Pendley, 28, was arrested after allegedly receiving what he thought was a bomb from a co-conspirator, but was actually a fake delivered by an undercover FBI officer.
If convicted, he faces up to 20 years in federal prison.
Court documents claim that the FBI were alerted by a tip that said Pendley was posting concerning comments on mymilitia.com, a forum frequented by militia groups. On an encrypted app, he also allegedly told friends he wanted to use plastic explosives “to kill about 70 percent of the Internet.”
“We are indebted to the concerned citizen who came forward to report the defendant’s alarming online rhetoric,” said US Attorney for the Northern District of Texas Prerak Shah. "In flagging his posts to the FBI, this individual may have saved the lives of a number of tech workers."
The FBI claim Pendley told the undercover agent that he was targeting the data centers because he thought they hosted the FBI, CIA, and other government agencies. AWS does host much of both the FBI and CIA's compute needs, but across a number of redundant GovCloud facilities.

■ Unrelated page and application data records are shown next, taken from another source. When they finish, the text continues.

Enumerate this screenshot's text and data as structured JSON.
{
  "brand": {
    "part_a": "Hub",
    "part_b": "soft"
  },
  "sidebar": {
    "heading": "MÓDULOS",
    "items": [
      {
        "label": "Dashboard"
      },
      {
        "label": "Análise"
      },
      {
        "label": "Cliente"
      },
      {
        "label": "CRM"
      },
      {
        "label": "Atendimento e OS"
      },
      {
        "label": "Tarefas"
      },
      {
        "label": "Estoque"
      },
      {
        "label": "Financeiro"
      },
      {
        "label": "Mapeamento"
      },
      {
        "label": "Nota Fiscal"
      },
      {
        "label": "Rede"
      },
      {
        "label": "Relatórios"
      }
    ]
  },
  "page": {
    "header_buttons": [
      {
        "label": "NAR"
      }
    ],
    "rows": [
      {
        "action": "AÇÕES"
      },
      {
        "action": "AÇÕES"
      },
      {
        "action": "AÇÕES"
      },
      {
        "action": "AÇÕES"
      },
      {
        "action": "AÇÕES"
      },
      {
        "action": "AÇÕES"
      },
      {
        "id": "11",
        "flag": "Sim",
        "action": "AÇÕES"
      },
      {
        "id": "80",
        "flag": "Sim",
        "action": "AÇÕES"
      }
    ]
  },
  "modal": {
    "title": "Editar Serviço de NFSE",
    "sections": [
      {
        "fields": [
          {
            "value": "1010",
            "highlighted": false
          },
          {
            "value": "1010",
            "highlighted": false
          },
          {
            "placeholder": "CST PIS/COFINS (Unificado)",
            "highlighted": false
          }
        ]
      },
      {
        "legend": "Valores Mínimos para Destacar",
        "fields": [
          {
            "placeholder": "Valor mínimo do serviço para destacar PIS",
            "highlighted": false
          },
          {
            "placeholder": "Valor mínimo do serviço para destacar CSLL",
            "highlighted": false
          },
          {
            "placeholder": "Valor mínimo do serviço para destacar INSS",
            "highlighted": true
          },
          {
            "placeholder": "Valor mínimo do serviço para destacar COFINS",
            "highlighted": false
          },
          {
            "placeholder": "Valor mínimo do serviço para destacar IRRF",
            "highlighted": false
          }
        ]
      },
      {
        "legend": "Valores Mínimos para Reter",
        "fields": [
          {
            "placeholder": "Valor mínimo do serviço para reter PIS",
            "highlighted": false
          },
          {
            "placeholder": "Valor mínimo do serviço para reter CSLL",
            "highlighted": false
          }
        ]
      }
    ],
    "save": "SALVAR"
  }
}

The court docs also claim that Pendley was at the January 6th Capitol Hill attack, but it is not known if he entered the building or broke the law at the time. On his Facebook account, he said that he did not enter the building, but took some broken glass from outside the building. He told friends that he brought a sawed-off AR rifle to D.C., but left it in his car, prosecutors claim.
Following the Capitol attack, AWS stopped hosting the right-wing social media company Parler. This led to some Parler users threatening to bomb AWS data centers, and Amazon to warn data center staff to be vigilant of such attempts. It is not known if those threats are related to this incident.
Earlier this year, a New York Police Department intelligence report warned that conspiracy theorists and far-right white supremacist groups are “increasingly targeting critical infrastructure to incite fear, disrupt essential services, and cause economic damage with the United States and abroad." The report detailed several attacks on cell towers, and threats of greater attacks.
On Christmas Day, 2020, Anthony Quinn Warner blew himself up next to an AT&T facility, causing significant damage to the facility. An FBI investigation said that he was motivated by paranoia and conspiracy theories, but that it was not clear if he was targeting the AT&T building.